The colors of green and yellow are unmistakable. You can see
them in Afghanistan, Guatemala, China, Nigeria and even Central Park. They
represent the best values of our country - sturdiness, trust, innovation. Most
importantly, the green and yellow of John Deere may also just represent one of
humankind's best chances for the future.
The story of John Deere parallels the story of our young
country. In the early decades of the 19th century, American expansion across
our continent had arrived in the Midwest. The prairie soil, rich, deep and
thick, posed real problems for farmers using cast-iron plows designed for the
light sandy soil of New England. Plowing these vast new prairies was an
extraordinarily slow and labor-intensive job, so difficult that many early
farmers considered returning home.
John Deere was an astute man. After some careful study, he
became convinced that a plow with a highly polished and properly shaped
moldboard and share would work well in this new soil. And like so many
inventors to come, in 1837 Deere co-opted technology intended for other
applications (steel from a broken saw blade) to produce a plow that would make
Midwestern farms the breadbasket of the world.
Since its humble beginnings more than 173
years ago, John Deere has built its success by investing in research. The numbers of innovations that have come about by Deere
engineers is astounding - and today farmers all over the world are improving the
productivity of the land by employing GPS-guided tractors that are in many ways
far more advanced than our aging space shuttles.
We all need companies like John Deere more than ever today.
Not just for the jobs they provide, but for the vision to take on the immensely
challenging problems that loom on the horizon. When Deere started his company
to support farmers, the world population had just exceeded one billion. Today,
our population is 6.8 billion. As we look forward to our children's world, the
UN estimates that there will be approximately 9.2 billion humans by the year
We are already struggling to feed our
world today, and the task is going to be significantly more difficult when we
add another two and half billion mouths. New available land will be extremely
limited, water will likely become an even more politicized resource, and sci-fi
approaches like vertical farming still have a long way to go. So where are we
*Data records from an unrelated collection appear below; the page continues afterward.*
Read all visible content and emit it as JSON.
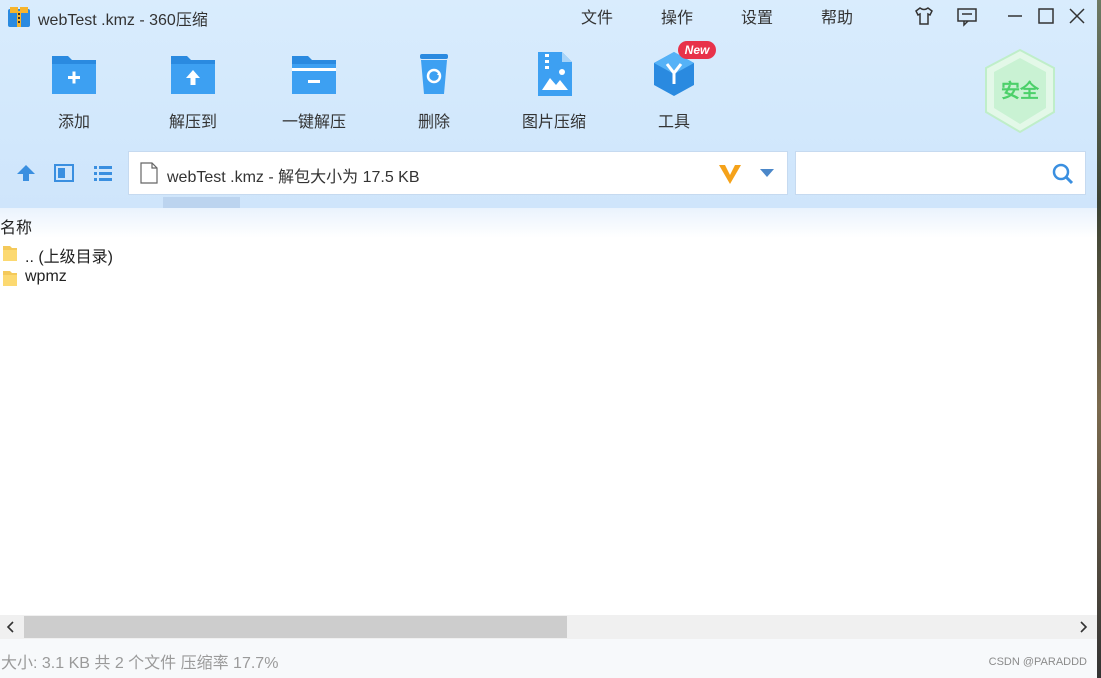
{
  "window": {
    "title": "webTest .kmz - 360压缩"
  },
  "menu": [
    "文件",
    "操作",
    "设置",
    "帮助"
  ],
  "title_buttons": [
    "skin-icon",
    "feedback-icon",
    "minimize-icon",
    "maximize-icon",
    "close-icon"
  ],
  "toolbar": {
    "items": [
      {
        "label": "添加",
        "icon": "add-folder-icon"
      },
      {
        "label": "解压到",
        "icon": "extract-to-icon"
      },
      {
        "label": "一键解压",
        "icon": "one-click-extract-icon"
      },
      {
        "label": "删除",
        "icon": "recycle-bin-icon"
      },
      {
        "label": "图片压缩",
        "icon": "image-compress-icon"
      },
      {
        "label": "工具",
        "icon": "tools-icon"
      }
    ],
    "new_badge": "New",
    "safe_badge": "安全"
  },
  "address": {
    "text": "webTest .kmz - 解包大小为 17.5 KB"
  },
  "search": {
    "placeholder": ""
  },
  "list": {
    "column_name": "名称",
    "rows": [
      {
        "name": ".. (上级目录)"
      },
      {
        "name": "wpmz"
      }
    ]
  },
  "status": {
    "text": "大小: 3.1 KB 共 2 个文件 压缩率 17.7%",
    "watermark": "CSDN @PARADDD"
  },
  "colors": {
    "accent": "#2a8ae0",
    "header_bg": "#d4e9fc",
    "safe_green": "#4cd06a",
    "new_red": "#e8324a"
  }
}
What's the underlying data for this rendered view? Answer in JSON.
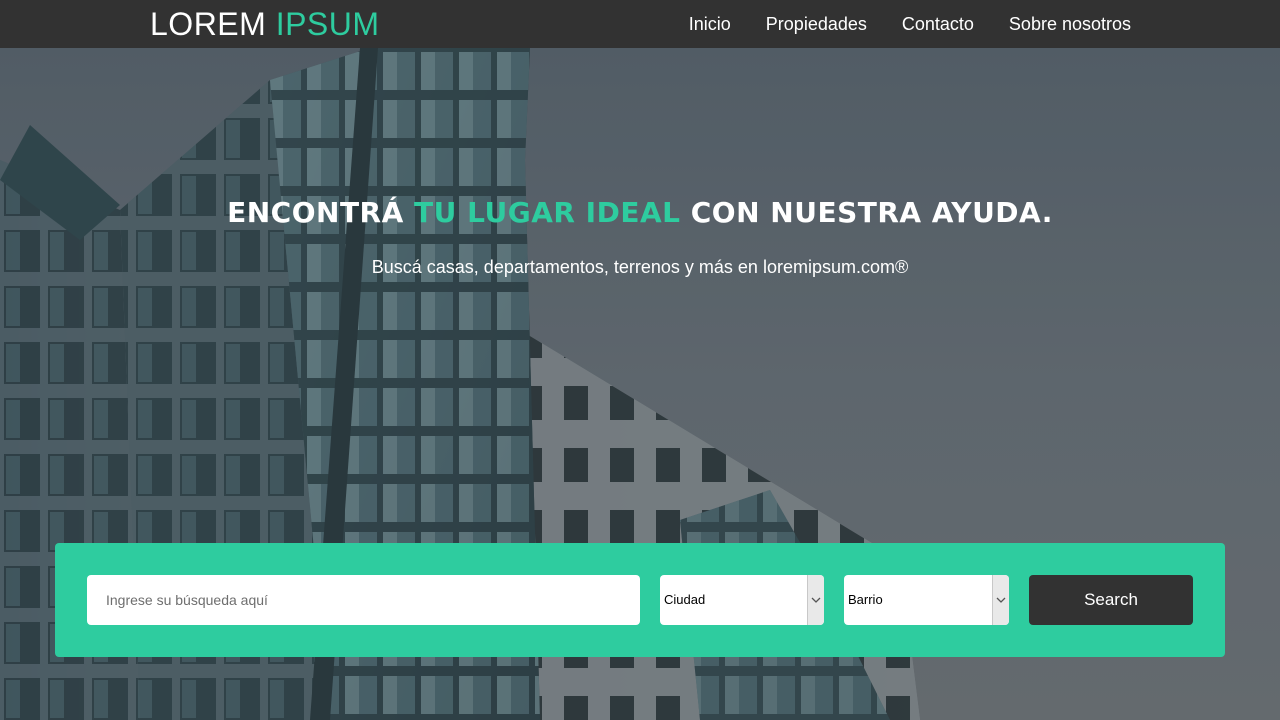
{
  "brand": {
    "logo_part1": "LOREM",
    "logo_part2": "IPSUM",
    "accent_color": "#2ecc9f",
    "dark_color": "#323232"
  },
  "nav": {
    "items": [
      {
        "label": "Inicio"
      },
      {
        "label": "Propiedades"
      },
      {
        "label": "Contacto"
      },
      {
        "label": "Sobre nosotros"
      }
    ]
  },
  "hero": {
    "title_part1": "Encontrá",
    "title_accent": "tu lugar ideal",
    "title_part2": "con nuestra ayuda.",
    "subtitle": "Buscá casas, departamentos, terrenos y más en loremipsum.com®",
    "background_image": "building-photo"
  },
  "search": {
    "input_placeholder": "Ingrese su búsqueda aquí",
    "input_value": "",
    "city_select": {
      "selected": "Ciudad",
      "icon": "chevron-down-icon"
    },
    "barrio_select": {
      "selected": "Barrio",
      "icon": "chevron-down-icon"
    },
    "button_label": "Search"
  }
}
going to find another three trillion meals every year using an existing
resource base that is already stretched?
Thankfully, the current leaders of John Deere are not waiting
for the crisis to hit before taking this problem seriously. Maybe that's just
the farmers approach that seems so "last century" and yet quietly still helps
puts food on the world's table day after day. Led by Dave Everitt, president of
Deere's Agriculture and Turf Div., this very talented team is scouring the
globe to find the innovations needed for a problem still decades away.
We are rightfully excited and proud of new companies that
provide remarkable solutions to challenging problems, but let's also give
thanks that there are great companies built on centuries of innovation that
have the strength, wisdom and resources to take on the biggest problems of our
times. I hope that 173 years from now we can count on Facebook and Google to
provide answers to problems yet unimagined. Until then, we will rely on our
trusty John Deere. Geoffrey C. Orsak is Dean of the SMU Lyle School
of Engineering. He can be reached at email@example.com.
The promise of the Internet of Things (IoT) is that devices, gadgets, and appliances we use every day will be able to communicate with one another. This potential is not limited to household items or smartphones, but also things we find in our yard and garden, as evidenced by a recent challenge from the element14 design community.
If you didn't realize that PowerPoint presentations are inherently hilarious, you have to see Don McMillan take one apart. McMillan -- aka the Technically Funny Comic -- worked for 10 years as an engineer before he switched to stand-up comedy.
The first Tacoma Narrows Bridge was a Washington State suspension bridge that opened in 1940 and spanned the Tacoma Narrows strait of Puget Sound between Tacoma and the Kitsap Peninsula. It opened to traffic on July 1, 1940, and dramatically collapsed into Puget Sound on November 7, just four months after it opened.
Noting that we now live in an era of “confusion and ill-conceived stuff,” Ammunition design studio founder Robert Brunner, speaking at Gigaom Roadmap, said that by adding connectivity to everything and its mother, we aren't necessarily doing ourselves any favors, with many ‘things’ just fine in their unconnected state.
Focus on Fundamentals consists of 45-minute on-line classes that cover a host of technologies. You learn without leaving the comfort of your desk. All classes are taught by subject-matter experts and all are archived. So if you can't attend live, attend at your convenience.